There are numerous ways of valuing a brand, none of which are trivial. Brand is an intangible asset, included among a bucket of similar items more commonly referred to as IPR (Intellectual Property Rights) and unlike the main cash transactions of a business you value IPRs either by their cost to replace, their value on the open market or their contribution to income or economic benefit.
For obvious reasons, most businesses would have no idea what it cost to build their brand – they develop over many years and in the context of one-off moments in time. You could look back at BMW’s M division and attribute much of the value of its brand to the giant-killing E30 M3 competing in DTM and other global touring car series.
Could BMW (or another brand owner) rebuild that kudos for the same or less investment? In most cases, the answer to that question would be meaningless and certainly of little practical use.
How often have you browsed through eBay and found a major brand for sale? Probably never. Brands are regularly valued during acquisitions, or liquidation proceedings, but almost never under open market conditions since transactions are usually kept confidential. The actual value paid will also be subject to numerous conditions (payment structure employed, taxes, liabilities or some other market benefit gained), so in practice there’s no way of knowing the market value of a brand.

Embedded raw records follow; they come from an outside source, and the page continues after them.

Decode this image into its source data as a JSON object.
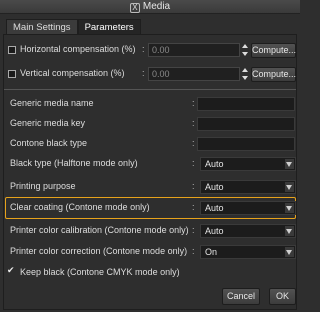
{
  "window": {
    "title": "Media",
    "close_glyph": "X"
  },
  "tabs": [
    {
      "label": "Main Settings",
      "active": false
    },
    {
      "label": "Parameters",
      "active": true
    }
  ],
  "compensation": [
    {
      "label": "Horizontal compensation (%)",
      "colon": ":",
      "value": "0.00",
      "button": "Compute...",
      "checked": false
    },
    {
      "label": "Vertical compensation (%)",
      "colon": ":",
      "value": "0.00",
      "button": "Compute...",
      "checked": false
    }
  ],
  "media_fields": [
    {
      "label": "Generic media name",
      "colon": ":",
      "value": ""
    },
    {
      "label": "Generic media key",
      "colon": ":",
      "value": ""
    },
    {
      "label": "Contone black type",
      "colon": ":",
      "value": ""
    }
  ],
  "selects": [
    {
      "label": "Black type (Halftone mode only)",
      "colon": ":",
      "value": "Auto"
    },
    {
      "label": "Printing purpose",
      "colon": ":",
      "value": "Auto"
    },
    {
      "label": "Clear coating (Contone mode only)",
      "colon": ":",
      "value": "Auto",
      "highlighted": true
    },
    {
      "label": "Printer color calibration (Contone mode only)",
      "colon": ":",
      "value": "Auto"
    },
    {
      "label": "Printer color correction (Contone mode only)",
      "colon": ":",
      "value": "On"
    }
  ],
  "keep_black": {
    "label": "Keep black (Contone CMYK mode only)",
    "checked": true
  },
  "footer": {
    "cancel_label": "Cancel",
    "ok_label": "OK"
  },
  "colors": {
    "highlight": "#e6a21b",
    "background": "#2e2e2e"
  }
}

Which brings us on to the final method, that of valuing a brand based on its future economic benefit to its owner. Both the Royalty Relief method used by Brand Finance and Interbrand’s Brand Strengh based valuation approach follow this line of thinking, but differ substantially in the detail.
Interbrand’s Brand Strength framework considers both internal (management and employees) and external (customer) factors and covers every aspect of what, in their view, makes a strong brand. They assess this brand’s contribution to business results based on a proprietary set of data (and personal experience) which also takes into account the financial performance of the brand’s products or services, its strength relative to competition and the role played by the brand in persuading customers to make a purchase.
One disadvantage of this approach is the way risk is accounted for at several levels – both the brand index used to determine its strength and the discount rate applied in the NPV calculation take account of the risk associated with a brand’s financial forecasts.
Unlike Brand Finance, Interbrand publish only the brand value, which is why we weren’t able to rank the automotive brands last year and draw conclusions on their brand power.
Brand Finance use the royalty relief method, which has the advantage of being more commonly used (in legal cases and tax disputes). It assumes the business does not own its brand and therefore needs to license it from a third party trademark owner. Ownership of the trademark therefore ‘relieves’ it from paying a license fee (the royalty), and the fees that would be due can be used to estimate the proportion of future cash flows that are attributable to just the brand.
The final value relies on verifiable third party data, but still involves personal judgement. During a recent interview with David Haigh (CEO of Brand Finance), he expressed his belief that the royalty relief approach provides a more stable currency when used in rankings against other brands.
The real ‘skill’ is in determining the appropriate royalty rate, which often starts with a rule of thumb of being either 25% of net profit or 5% of turnover. Thereafter datasets of comparable royalties are used in arriving at an appropriate rate.
With either method, considerable expertise is required in calculating risk, attributing influence and applying an appropriate discount to the resulting cash flows.